TORONTO — Though Sandals Resorts International didn’t invent the all-inclusive concept with its first resort in Jamaica back in 1981, it is largely credited with perfecting it. Since the debut of ...
OTTAWA — The Coalition of Hardest Hit Businesses is urging the federal government to extend the Canada Emergency Wage Subsidy (CEWS) into spring / summer 2021, and maintain the subsidy at the full 75% rate for businesses facing an ongoing revenue decline of 50% or higher.
Canada’s travel and tourism industries have been hit harder than most with the pandemic, says Susie Grynol, President and CEO of the Hotel Association of Canada.
Speaking at the CHHB’s press conference at the Fairmont Chateau Laurier in Ottawa yesterday, and later via Zoom, Grynol said COVID-19 “has had a Depression-era impact on our sectors.”
The federal government deserves full marks for all of its aid programs unveiled in the wake of COVID-19, she said, adding that the travel and tourism industries understand the need for the ongoing restrictions. “But winding down CEWS for all businesses at the same time doesn’t make sense,” she says. “And keeping the subsidy at 75% is critical.”
Currently, starting on Sept. 26, the amount of wage subsidy funding for all businesses will decrease until the subsidy is eliminated entirely in December.
Grynol added that the travel and tourism sectors “are not in recovery mode yet. We are still in an emergency.
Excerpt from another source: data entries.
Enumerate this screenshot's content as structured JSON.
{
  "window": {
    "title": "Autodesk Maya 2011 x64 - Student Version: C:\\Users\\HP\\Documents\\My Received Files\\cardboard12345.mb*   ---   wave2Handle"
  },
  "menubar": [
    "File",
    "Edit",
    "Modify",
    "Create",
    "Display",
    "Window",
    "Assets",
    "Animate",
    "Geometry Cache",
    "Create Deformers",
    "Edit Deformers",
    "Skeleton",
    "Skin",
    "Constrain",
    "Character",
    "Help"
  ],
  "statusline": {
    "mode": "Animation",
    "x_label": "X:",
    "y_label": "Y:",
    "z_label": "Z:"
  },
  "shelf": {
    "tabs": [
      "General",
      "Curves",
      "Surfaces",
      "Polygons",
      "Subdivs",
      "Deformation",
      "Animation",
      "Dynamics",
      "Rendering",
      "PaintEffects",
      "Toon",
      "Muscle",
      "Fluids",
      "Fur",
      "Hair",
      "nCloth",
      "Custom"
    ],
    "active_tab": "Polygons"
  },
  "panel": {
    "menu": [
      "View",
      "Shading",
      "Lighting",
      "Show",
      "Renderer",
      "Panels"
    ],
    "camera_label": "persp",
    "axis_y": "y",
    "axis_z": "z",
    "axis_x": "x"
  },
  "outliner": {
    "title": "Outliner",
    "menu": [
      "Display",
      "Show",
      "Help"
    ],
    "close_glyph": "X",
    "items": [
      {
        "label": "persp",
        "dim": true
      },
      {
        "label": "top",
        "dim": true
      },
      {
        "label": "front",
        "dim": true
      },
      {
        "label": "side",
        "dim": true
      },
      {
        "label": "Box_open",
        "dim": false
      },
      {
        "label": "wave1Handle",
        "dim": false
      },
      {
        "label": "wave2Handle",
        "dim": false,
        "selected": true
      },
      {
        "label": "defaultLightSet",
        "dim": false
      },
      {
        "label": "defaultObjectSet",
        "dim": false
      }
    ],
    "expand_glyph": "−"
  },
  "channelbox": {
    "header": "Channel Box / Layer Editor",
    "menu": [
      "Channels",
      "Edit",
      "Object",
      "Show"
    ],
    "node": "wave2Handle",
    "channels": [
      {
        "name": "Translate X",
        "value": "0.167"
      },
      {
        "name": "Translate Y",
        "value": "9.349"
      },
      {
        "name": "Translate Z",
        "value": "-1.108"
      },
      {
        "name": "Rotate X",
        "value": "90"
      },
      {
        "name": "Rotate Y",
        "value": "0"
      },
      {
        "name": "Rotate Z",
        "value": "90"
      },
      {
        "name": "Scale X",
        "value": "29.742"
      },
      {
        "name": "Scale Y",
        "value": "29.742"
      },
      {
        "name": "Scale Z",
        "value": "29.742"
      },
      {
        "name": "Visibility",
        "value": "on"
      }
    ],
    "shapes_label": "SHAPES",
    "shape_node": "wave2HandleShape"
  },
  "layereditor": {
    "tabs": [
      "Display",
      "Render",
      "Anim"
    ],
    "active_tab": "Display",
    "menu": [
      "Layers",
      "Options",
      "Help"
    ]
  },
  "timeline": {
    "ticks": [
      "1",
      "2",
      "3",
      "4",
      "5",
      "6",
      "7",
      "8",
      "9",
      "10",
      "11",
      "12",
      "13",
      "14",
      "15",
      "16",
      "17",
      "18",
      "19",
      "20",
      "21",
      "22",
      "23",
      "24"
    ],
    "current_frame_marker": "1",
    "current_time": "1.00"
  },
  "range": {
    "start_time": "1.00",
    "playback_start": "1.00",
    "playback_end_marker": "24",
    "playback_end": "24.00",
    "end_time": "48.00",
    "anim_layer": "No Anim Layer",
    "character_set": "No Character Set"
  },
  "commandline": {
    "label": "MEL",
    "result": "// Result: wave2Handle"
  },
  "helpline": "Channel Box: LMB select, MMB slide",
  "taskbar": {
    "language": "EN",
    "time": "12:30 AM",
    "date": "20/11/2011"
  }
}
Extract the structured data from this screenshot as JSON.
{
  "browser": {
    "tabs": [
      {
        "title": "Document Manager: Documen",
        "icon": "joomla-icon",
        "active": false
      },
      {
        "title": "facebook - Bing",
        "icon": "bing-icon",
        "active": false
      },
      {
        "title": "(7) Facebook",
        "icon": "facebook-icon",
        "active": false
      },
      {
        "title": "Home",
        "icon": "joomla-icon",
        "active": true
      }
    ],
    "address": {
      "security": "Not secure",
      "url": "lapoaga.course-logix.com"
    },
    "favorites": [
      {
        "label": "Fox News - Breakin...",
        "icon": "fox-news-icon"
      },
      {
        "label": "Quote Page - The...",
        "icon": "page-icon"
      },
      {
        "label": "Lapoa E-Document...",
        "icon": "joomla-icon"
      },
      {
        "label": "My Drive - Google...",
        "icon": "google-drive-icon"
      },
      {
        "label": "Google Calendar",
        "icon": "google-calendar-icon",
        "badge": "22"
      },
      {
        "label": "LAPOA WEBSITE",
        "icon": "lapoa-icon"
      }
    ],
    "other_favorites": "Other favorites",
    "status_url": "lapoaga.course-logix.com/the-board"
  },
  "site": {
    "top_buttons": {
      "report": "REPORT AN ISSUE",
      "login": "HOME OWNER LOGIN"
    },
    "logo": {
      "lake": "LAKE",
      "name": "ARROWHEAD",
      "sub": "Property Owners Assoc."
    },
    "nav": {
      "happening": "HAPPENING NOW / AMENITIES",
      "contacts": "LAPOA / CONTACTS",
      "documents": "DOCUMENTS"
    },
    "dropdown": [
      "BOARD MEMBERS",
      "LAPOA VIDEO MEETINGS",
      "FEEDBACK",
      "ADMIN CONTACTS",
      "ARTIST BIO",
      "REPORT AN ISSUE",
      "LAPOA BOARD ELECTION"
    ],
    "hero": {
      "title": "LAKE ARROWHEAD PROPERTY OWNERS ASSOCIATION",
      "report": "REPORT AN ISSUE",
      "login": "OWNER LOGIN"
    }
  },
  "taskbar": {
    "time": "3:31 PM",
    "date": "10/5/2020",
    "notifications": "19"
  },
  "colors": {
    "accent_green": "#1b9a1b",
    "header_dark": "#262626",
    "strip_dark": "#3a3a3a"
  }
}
And that emergency is palpable and real.”
The CHHB includes TIAC, Canadian Hotel Association, Indigenous Tourism Association Canada, Festivals & Major Events Canada and ACTA. The group has more than 40 stakeholders in all, representing a variety of sectors including tourism, arts and culture, events and festivals, and hospitality.
“In the COVID-19 pandemic, our businesses were the first shut down, and we will be the last to recover – in short, we are the hardest hit businesses,” said Charlotte Bell, President and CEO of the Tourism Industry Association of Canada. “Our sectors will bounce back when COVID is behind us, but this fall we face bankruptcy and unemployment for over two million Canadians working in our sectors.”
Grynol noted that in industry polls about the impact of COVID-19, 60% of tourism and travel-related businesses “said they’re on life support” and 90% said extending CEWS into 2021 is crucial for their survival.
“With COVID restrictions ongoing but government support fading, many of the hardest hit businesses will not survive and those jobs will be gone forever,” said Grynol. “
More details about the CHHB, including how to get involved, can be found at HardestHit.ca.